In his letter, Ryan offers a good deal of himself.  He shares the foggy recollection of the events of that New Year’s Eve, the awareness of his involvement in Bob’s death, the fear and spiral into despair that ensued.  He writes movingly too, about the impact on his family and friends, his rediscovery of the importance of his relationships with his parents, and about the life sentence that will be his in recognizing the incalculable costs of his choices that night.  His letter implores other youth to consider the consequences of their choices, to recognize how easily a wrong choice can lead to tragedy.   

Ryan ends his letter with a poem given to him by Katy, Sam and Emma, saying “I read it every night and it inspires me… with Katy, Emma and Sam’s forgiveness— maybe I can move on and forgive myself…” 

In desperation

I cry out

“O.K.

I admit it,

I can’t do this alone:

And yes,

I have not suffered alone.

There has always been help and always will be.”

Oh, what a peace admitting this

Has given me.

Now I move forward

With joy in my heart 

When we contacted Katy to ask permission to print this article in our Annual Report, we sent her the first draft and asked if she would like to add anything.  This is what she sent by email a few hours later:

      When Bob and I were first married, I recall coming to him in tears with the news that my infant nephew had been diagnosed with cancer. I told Bob that I could not imagine anything worse than having a sick child.  Bob held me in his arms and said, “You are right.  This is awful—but you need to remember something, Katy. This is not the last crisis our family will face. Life is a series of crises. They are punctuated by celebrations.  The true measure of a person is how they move between those crises and celebrations.”


      We often cannot choose what happens TO us in life—people jostle us in crowds, our car gets backed into, someone kills our best friend…        
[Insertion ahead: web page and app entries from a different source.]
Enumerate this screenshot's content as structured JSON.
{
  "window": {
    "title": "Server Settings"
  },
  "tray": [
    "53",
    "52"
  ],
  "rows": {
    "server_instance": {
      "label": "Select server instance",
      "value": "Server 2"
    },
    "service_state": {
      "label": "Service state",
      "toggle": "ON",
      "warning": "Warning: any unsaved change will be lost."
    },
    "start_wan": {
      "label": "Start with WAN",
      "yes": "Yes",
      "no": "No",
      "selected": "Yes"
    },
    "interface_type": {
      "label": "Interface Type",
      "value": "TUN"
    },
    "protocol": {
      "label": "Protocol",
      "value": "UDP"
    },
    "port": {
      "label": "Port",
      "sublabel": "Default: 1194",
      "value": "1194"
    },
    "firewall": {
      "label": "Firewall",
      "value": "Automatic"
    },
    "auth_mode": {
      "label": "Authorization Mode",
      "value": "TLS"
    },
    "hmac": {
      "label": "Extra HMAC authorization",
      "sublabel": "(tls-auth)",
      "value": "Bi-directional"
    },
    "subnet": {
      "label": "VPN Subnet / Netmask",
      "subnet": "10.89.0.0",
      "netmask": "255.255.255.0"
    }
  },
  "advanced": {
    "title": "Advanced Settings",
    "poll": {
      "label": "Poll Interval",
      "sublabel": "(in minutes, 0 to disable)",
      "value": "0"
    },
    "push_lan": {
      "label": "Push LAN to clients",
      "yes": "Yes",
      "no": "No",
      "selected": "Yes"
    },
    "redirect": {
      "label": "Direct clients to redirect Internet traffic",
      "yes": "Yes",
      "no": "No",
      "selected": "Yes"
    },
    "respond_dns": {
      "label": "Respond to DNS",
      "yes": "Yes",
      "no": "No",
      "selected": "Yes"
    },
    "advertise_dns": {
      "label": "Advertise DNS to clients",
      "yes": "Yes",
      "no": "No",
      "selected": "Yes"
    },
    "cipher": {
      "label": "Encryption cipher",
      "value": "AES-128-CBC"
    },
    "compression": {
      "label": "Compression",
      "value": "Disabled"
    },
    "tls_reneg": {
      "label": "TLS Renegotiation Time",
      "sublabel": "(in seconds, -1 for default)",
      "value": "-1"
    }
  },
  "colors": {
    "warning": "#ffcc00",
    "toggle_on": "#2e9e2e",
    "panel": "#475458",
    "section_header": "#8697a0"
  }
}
      But we can always choose how we react to what happens to us. In EVERY situation we can step back, take a deep breath and think about our reaction and how it is going to shape what is to come.
      Anger is a dead end.  Anger fills us up and consumes us.  When we are angry we are paralyzed and cannot move forward.
      Forgiveness sets you free.  For the little day-to-day things, and for the enormous life-changing things. 
      The easiest thing for me was to forgive Ryan.  The most difficult thing was to forgive myself for moving on and letting go…
 

There will be more to come.  Katy is about to meet the other Ryan, the one who punched Bob when he was confronted at the top of the stairs.  And additional steps will bring more healing still.  It is always so when light eclipses darkness and people like these determine to do the unthinkable: to encounter one another in all their brokenness and work together toward their mutual healing: to overcome evil with good. 


For more information
 Fraser Region Community Justice Initiative Association 
 2003-2004 Annual Report


September 2004

Document Actions

Restorative Justice Online - Featured Video

Restorative Justice Library Search

Search 11427 publications on restorative justice